■ **Aim of the exercise**: Strip the pictures, then copy the remaining data exactly as it stands.

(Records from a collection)

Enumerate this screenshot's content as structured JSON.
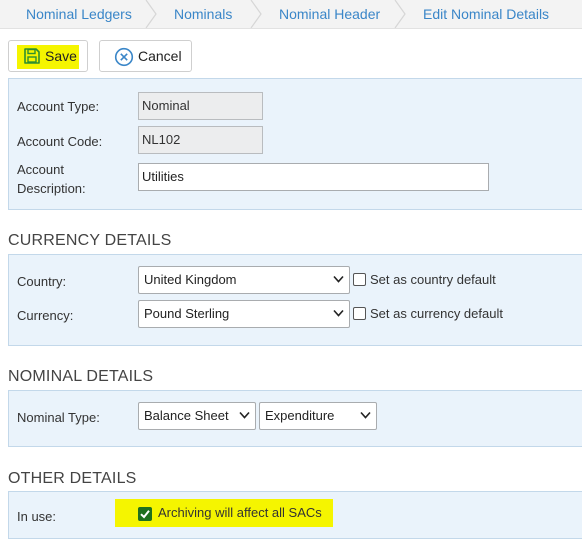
{
  "breadcrumb": {
    "items": [
      "Nominal Ledgers",
      "Nominals",
      "Nominal Header",
      "Edit Nominal Details"
    ]
  },
  "toolbar": {
    "save_label": "Save",
    "cancel_label": "Cancel"
  },
  "account": {
    "type_label": "Account Type:",
    "type_value": "Nominal",
    "code_label": "Account Code:",
    "code_value": "NL102",
    "description_label_line1": "Account",
    "description_label_line2": "Description:",
    "description_value": "Utilities"
  },
  "currency_details": {
    "title": "CURRENCY DETAILS",
    "country_label": "Country:",
    "country_value": "United Kingdom",
    "country_default_label": "Set as country default",
    "currency_label": "Currency:",
    "currency_value": "Pound Sterling",
    "currency_default_label": "Set as currency default"
  },
  "nominal_details": {
    "title": "NOMINAL DETAILS",
    "type_label": "Nominal Type:",
    "type_value_1": "Balance Sheet",
    "type_value_2": "Expenditure"
  },
  "other_details": {
    "title": "OTHER DETAILS",
    "in_use_label": "In use:",
    "archiving_label": "Archiving will affect all SACs",
    "archiving_checked": true
  },
  "colors": {
    "accent": "#3a86c8",
    "panel_bg": "#eaf3fb",
    "highlight": "#f5f500",
    "checkbox_checked": "#1e6f1e"
  }
}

■ **Answer**:
Enumerate this screenshot's content as structured JSON.
{
  "breadcrumb": {
    "items": [
      "Nominal Ledgers",
      "Nominals",
      "Nominal Header",
      "Edit Nominal Details"
    ]
  },
  "toolbar": {
    "save_label": "Save",
    "cancel_label": "Cancel"
  },
  "account": {
    "type_label": "Account Type:",
    "type_value": "Nominal",
    "code_label": "Account Code:",
    "code_value": "NL102",
    "description_label_line1": "Account",
    "description_label_line2": "Description:",
    "description_value": "Utilities"
  },
  "currency_details": {
    "title": "CURRENCY DETAILS",
    "country_label": "Country:",
    "country_value": "United Kingdom",
    "country_default_label": "Set as country default",
    "currency_label": "Currency:",
    "currency_value": "Pound Sterling",
    "currency_default_label": "Set as currency default"
  },
  "nominal_details": {
    "title": "NOMINAL DETAILS",
    "type_label": "Nominal Type:",
    "type_value_1": "Balance Sheet",
    "type_value_2": "Expenditure"
  },
  "other_details": {
    "title": "OTHER DETAILS",
    "in_use_label": "In use:",
    "archiving_label": "Archiving will affect all SACs",
    "archiving_checked": true
  },
  "colors": {
    "accent": "#3a86c8",
    "panel_bg": "#eaf3fb",
    "highlight": "#f5f500",
    "checkbox_checked": "#1e6f1e"
  }
}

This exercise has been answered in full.